It will be apparent that a function generator to provide the desired signal a(t) may readily be provided as shown in FIG. 5, by storing, in a ROM store 12, values of amplitude at different times of the desired function. These may be used to control a plurality of oscillators, but is preferable to feed the stored numbers to a standard digital to analogue converter 13. Such a converter may be arranged to multiply by the reference voltage and thus effectively to be the modulator 10 as well. The function generator may take other forms as desired.
Although the circuit of FIG. 2 is arranged to multiply the NMR signal by a(t) prior to detectors 2 and 3, it is now proposed in a preferred embodiment of this invention that the function may be applied after detection provided that it is still applied prior to Fourier transform. An adaptation of FIG. 2 to achieve this effect is shown in FIG. 6. In that circuit modulator 10 is provided in the output of each of detectors 2 and 3, both multiplying by the same signal from function generator. It has been found that if modulation is applied at this stage the same function is required as required in FIG. 2. Thus no change is required to the construction of generator 11. The only change is to its disposition.

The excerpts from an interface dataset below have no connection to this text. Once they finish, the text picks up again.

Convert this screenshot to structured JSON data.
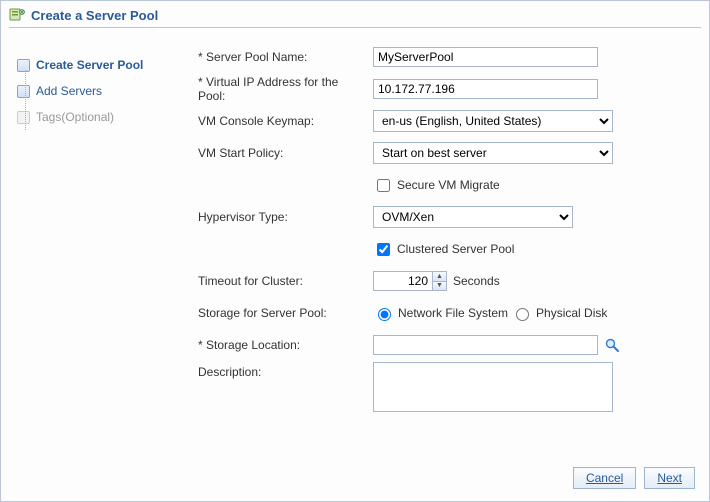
{
  "dialog": {
    "title": "Create a Server Pool"
  },
  "nav": {
    "items": [
      {
        "label": "Create Server Pool",
        "state": "active"
      },
      {
        "label": "Add Servers",
        "state": "enabled"
      },
      {
        "label": "Tags(Optional)",
        "state": "inactive"
      }
    ]
  },
  "form": {
    "serverPoolName": {
      "label": "Server Pool Name:",
      "value": "MyServerPool"
    },
    "virtualIp": {
      "label": "Virtual IP Address for the Pool:",
      "value": "10.172.77.196"
    },
    "keymap": {
      "label": "VM Console Keymap:",
      "value": "en-us (English, United States)"
    },
    "startPolicy": {
      "label": "VM Start Policy:",
      "value": "Start on best server"
    },
    "secureMigrate": {
      "label": "Secure VM Migrate",
      "checked": false
    },
    "hypervisor": {
      "label": "Hypervisor Type:",
      "value": "OVM/Xen"
    },
    "clustered": {
      "label": "Clustered Server Pool",
      "checked": true
    },
    "timeout": {
      "label": "Timeout for Cluster:",
      "value": "120",
      "unit": "Seconds"
    },
    "storage": {
      "label": "Storage for Server Pool:",
      "options": [
        {
          "label": "Network File System",
          "value": "nfs",
          "checked": true
        },
        {
          "label": "Physical Disk",
          "value": "disk",
          "checked": false
        }
      ]
    },
    "storageLocation": {
      "label": "Storage Location:",
      "value": ""
    },
    "description": {
      "label": "Description:",
      "value": ""
    }
  },
  "buttons": {
    "cancel": "Cancel",
    "next": "Next"
  }
}
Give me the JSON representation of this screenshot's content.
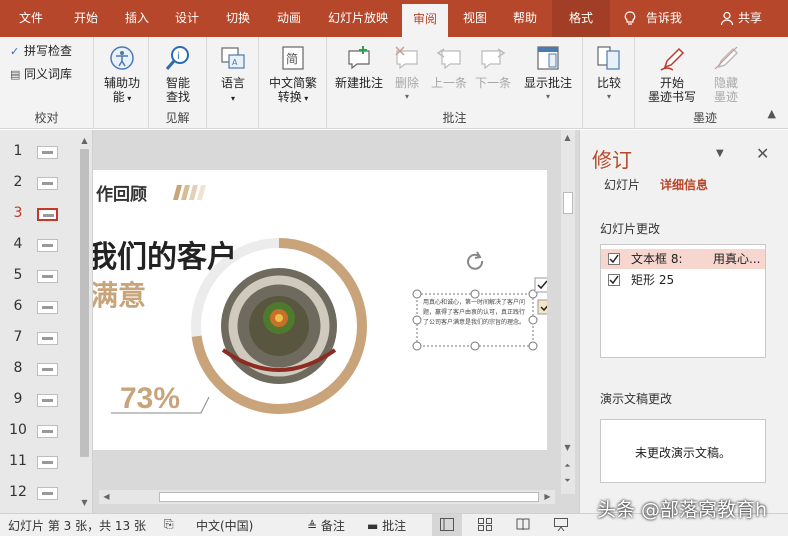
{
  "tabs": [
    {
      "label": "文件",
      "name": "tab-file"
    },
    {
      "label": "开始",
      "name": "tab-home"
    },
    {
      "label": "插入",
      "name": "tab-insert"
    },
    {
      "label": "设计",
      "name": "tab-design"
    },
    {
      "label": "切换",
      "name": "tab-transitions"
    },
    {
      "label": "动画",
      "name": "tab-animations"
    },
    {
      "label": "幻灯片放映",
      "name": "tab-slideshow"
    },
    {
      "label": "审阅",
      "name": "tab-review"
    },
    {
      "label": "视图",
      "name": "tab-view"
    },
    {
      "label": "帮助",
      "name": "tab-help"
    },
    {
      "label": "格式",
      "name": "tab-format"
    }
  ],
  "tell_me": "告诉我",
  "share": "共享",
  "ribbon": {
    "proofing": {
      "spelling": "拼写检查",
      "thesaurus": "同义词库",
      "label": "校对"
    },
    "accessibility": {
      "line1": "辅助功",
      "line2": "能",
      "label": ""
    },
    "insights": {
      "line1": "智能",
      "line2": "查找",
      "label": "见解"
    },
    "language": {
      "line1": "语言",
      "label": ""
    },
    "chinese": {
      "line1": "中文简繁",
      "line2": "转换",
      "label": ""
    },
    "comments": {
      "new": "新建批注",
      "delete": "删除",
      "previous": "上一条",
      "next": "下一条",
      "show": "显示批注",
      "label": "批注"
    },
    "compare": {
      "line1": "比较",
      "label": ""
    },
    "ink": {
      "start1": "开始",
      "start2": "墨迹书写",
      "hide1": "隐藏",
      "hide2": "墨迹",
      "label": "墨迹"
    }
  },
  "thumbnails": [
    "1",
    "2",
    "3",
    "4",
    "5",
    "6",
    "7",
    "8",
    "9",
    "10",
    "11",
    "12"
  ],
  "current_slide": 3,
  "slide": {
    "title": "作回顾",
    "heading": "我们的客户",
    "subheading": "满意",
    "percent": "73%",
    "progress": 0.73,
    "textbox": "用真心和诚心，第一时间解决了客户问题，赢得了客户由衷的认可，真正践行了公司客户满意是我们的宗旨的理念。"
  },
  "pane": {
    "title": "修订",
    "tab_slides": "幻灯片",
    "tab_details": "详细信息",
    "slide_changes": "幻灯片更改",
    "changes": [
      {
        "name": "文本框 8:",
        "detail": "用真心..."
      },
      {
        "name": "矩形 25",
        "detail": ""
      }
    ],
    "presentation_changes": "演示文稿更改",
    "no_changes": "未更改演示文稿。"
  },
  "status": {
    "slide_info": "幻灯片 第 3 张，共 13 张",
    "language": "中文(中国)",
    "notes": "备注",
    "comments": "批注"
  },
  "watermark": "头条 @部落窝教育h",
  "colors": {
    "accent": "#b7472a",
    "gold": "#c9a47a",
    "selection": "#f6d6cf"
  }
}
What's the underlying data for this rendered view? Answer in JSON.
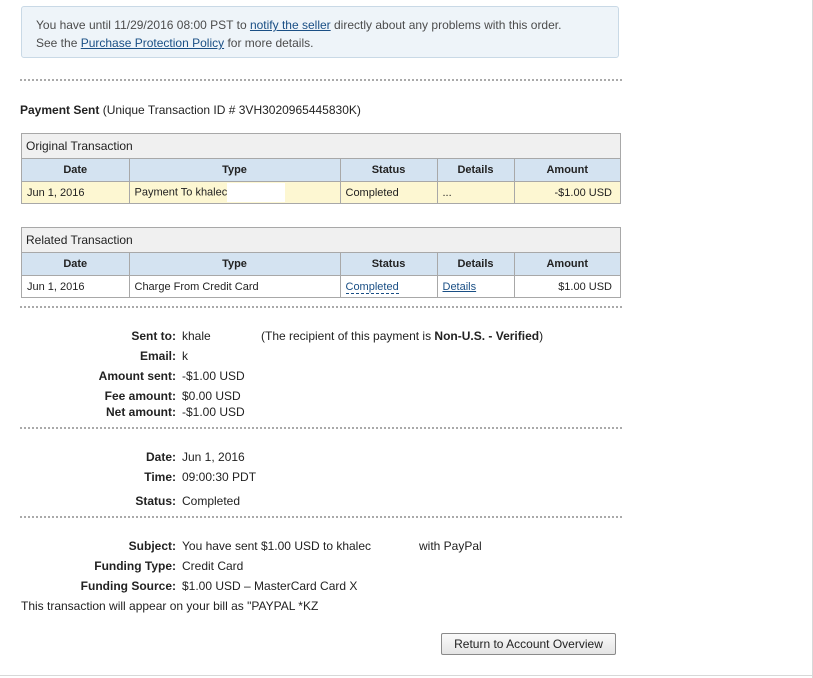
{
  "notice": {
    "line1_before": "You have until 11/29/2016 08:00 PST to ",
    "line1_link": "notify the seller",
    "line1_after": " directly about any problems with this order.",
    "line2_before": "See the ",
    "line2_link": "Purchase Protection Policy",
    "line2_after": " for more details."
  },
  "headline": {
    "title": "Payment Sent",
    "id_text": " (Unique Transaction ID # 3VH3020965445830K)"
  },
  "original": {
    "caption": "Original Transaction",
    "headers": [
      "Date",
      "Type",
      "Status",
      "Details",
      "Amount"
    ],
    "row": {
      "date": "Jun 1, 2016",
      "type": "Payment To khalec",
      "status": "Completed",
      "details": "...",
      "amount": "-$1.00 USD"
    }
  },
  "related": {
    "caption": "Related Transaction",
    "headers": [
      "Date",
      "Type",
      "Status",
      "Details",
      "Amount"
    ],
    "row": {
      "date": "Jun 1, 2016",
      "type": "Charge From Credit Card",
      "status": "Completed",
      "details": "Details",
      "amount": "$1.00 USD"
    }
  },
  "payment": {
    "sent_to_label": "Sent to:",
    "sent_to": "khale",
    "note_before": "(The recipient of this payment is ",
    "note_bold": "Non-U.S. - Verified",
    "note_after": ")",
    "email_label": "Email:",
    "email": "k",
    "amount_label": "Amount sent:",
    "amount": "-$1.00 USD",
    "fee_label": "Fee amount:",
    "fee": "$0.00 USD",
    "net_label": "Net amount:",
    "net": "-$1.00 USD"
  },
  "timing": {
    "date_label": "Date:",
    "date": "Jun 1, 2016",
    "time_label": "Time:",
    "time": "09:00:30 PDT",
    "status_label": "Status:",
    "status": "Completed"
  },
  "funding": {
    "subject_label": "Subject:",
    "subject": "You have sent $1.00 USD to khalec",
    "subject_tail": "with PayPal",
    "type_label": "Funding Type:",
    "type": "Credit Card",
    "source_label": "Funding Source:",
    "source": "$1.00 USD – MasterCard Card X",
    "bill_text": "This transaction will appear on your bill as \"PAYPAL *KZ"
  },
  "button": {
    "label": "Return to Account Overview"
  }
}
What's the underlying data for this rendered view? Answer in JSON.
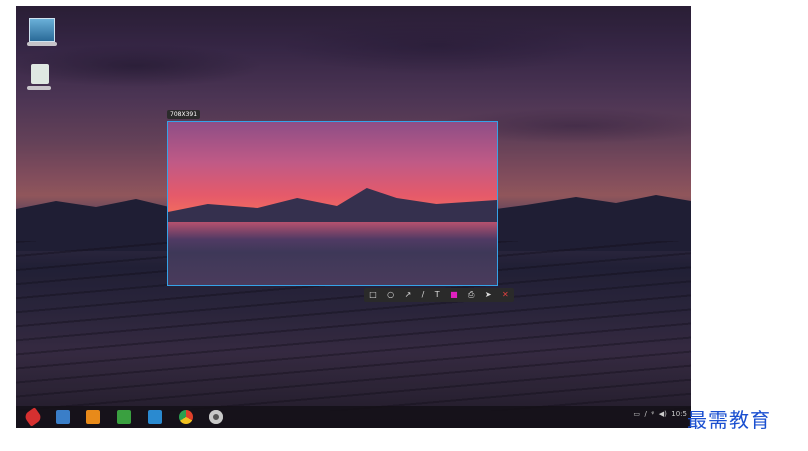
{
  "selection": {
    "size_label": "708X391"
  },
  "toolbar": {
    "tools": [
      {
        "name": "rect-tool-icon",
        "glyph": "□"
      },
      {
        "name": "ellipse-tool-icon",
        "glyph": "○"
      },
      {
        "name": "arrow-tool-icon",
        "glyph": "↗"
      },
      {
        "name": "pen-tool-icon",
        "glyph": "/"
      },
      {
        "name": "text-tool-icon",
        "glyph": "T"
      },
      {
        "name": "color-swatch",
        "glyph": "■"
      },
      {
        "name": "save-icon",
        "glyph": "⎙"
      },
      {
        "name": "share-icon",
        "glyph": "➤"
      },
      {
        "name": "close-icon",
        "glyph": "✕"
      }
    ],
    "color": "#e020c0"
  },
  "tray": {
    "time": "10:5"
  },
  "brand": {
    "text": "最需教育"
  }
}
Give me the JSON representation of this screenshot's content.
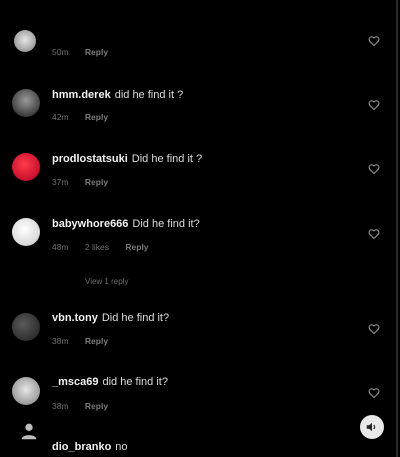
{
  "comments": [
    {
      "user": "",
      "text": "",
      "time": "50m",
      "reply": "Reply"
    },
    {
      "user": "hmm.derek",
      "text": "did he find it ?",
      "time": "42m",
      "reply": "Reply"
    },
    {
      "user": "prodlostatsuki",
      "text": "Did he find it ?",
      "time": "37m",
      "reply": "Reply"
    },
    {
      "user": "babywhore666",
      "text": "Did he find it?",
      "time": "48m",
      "likes": "2 likes",
      "reply": "Reply"
    },
    {
      "user": "vbn.tony",
      "text": "Did he find it?",
      "time": "38m",
      "reply": "Reply"
    },
    {
      "user": "_msca69",
      "text": "did he find it?",
      "time": "38m",
      "reply": "Reply"
    },
    {
      "user": "dio_branko",
      "text": "no"
    }
  ],
  "view_replies": "View 1 reply",
  "colors": {
    "background": "#000000",
    "text": "#e9e9e9",
    "meta": "#6f6f6f"
  }
}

TABLE 1______________________________________Term Amplitude______________________________________0 1.0000001 -0.4445162 0.0150113 -0.0254844 -0.0086975 -0.0066516 -0.0044787 -0.0033308 -0.0025529 -0.00202010 -0.00163815 -0.00073020 -0.00041125 -0.00026330 -0.00018335 -0.00013640 -0.00010645 -0.00007850 -0.00007155 -0.00006260 -0.00004764 -0.000039______________________________________
TABLE 2______________________________________Term Amplitude______________________________________1 0.000685 0.0089710 0.0204915 0.0325220 0.0454525 0.0595230 0.0748635 0.0915740 0.1093345 0.1275550 0.1449855 0.1596860 0.1697565 0.1733270 0.1697575 0.1596880 0.1449885 0.1275590 0.1093395 0.09157100 0.07486105 0.05952110 0.04545115 0.03252120 0.02049125 0.00897128 0.00219______________________________________
It has been assumed hereinbefore that the time varying signal f(t) is the inverse Fourier transform of the frequency spectrum of the excited nuclei. In fact the measured f(t) starts at full excitation and decays to zero. The full signal for transform is conventionally obtained from that measured by reflection at the zero axis and the same process is carried out for this invention. The full signal can also be obtained by known spin-echo techniques.
It should be understood that instead of using a(t) it is possible, although less efficient, to pass the time varying signal f(t) through a suitable electrical filter network.
Other variations of the invention will be apparent to those with the appropriate skills.
Furthermore although the invention has been described in terms of NMR applied to a planar slice of a body, it is applicable to similar procedures for examining volumes of the body.
Although the invention has been described in terms of NMR signals representing parallel strips it will be understood that this is not a limitation imposed by the processing, which is, with an appropriate choice of convolution function, applicable to strips inclined to each other. It is essentially a practical consideration since it is extremely convenient for the NMR apparatus to provide the data in such a parallel form.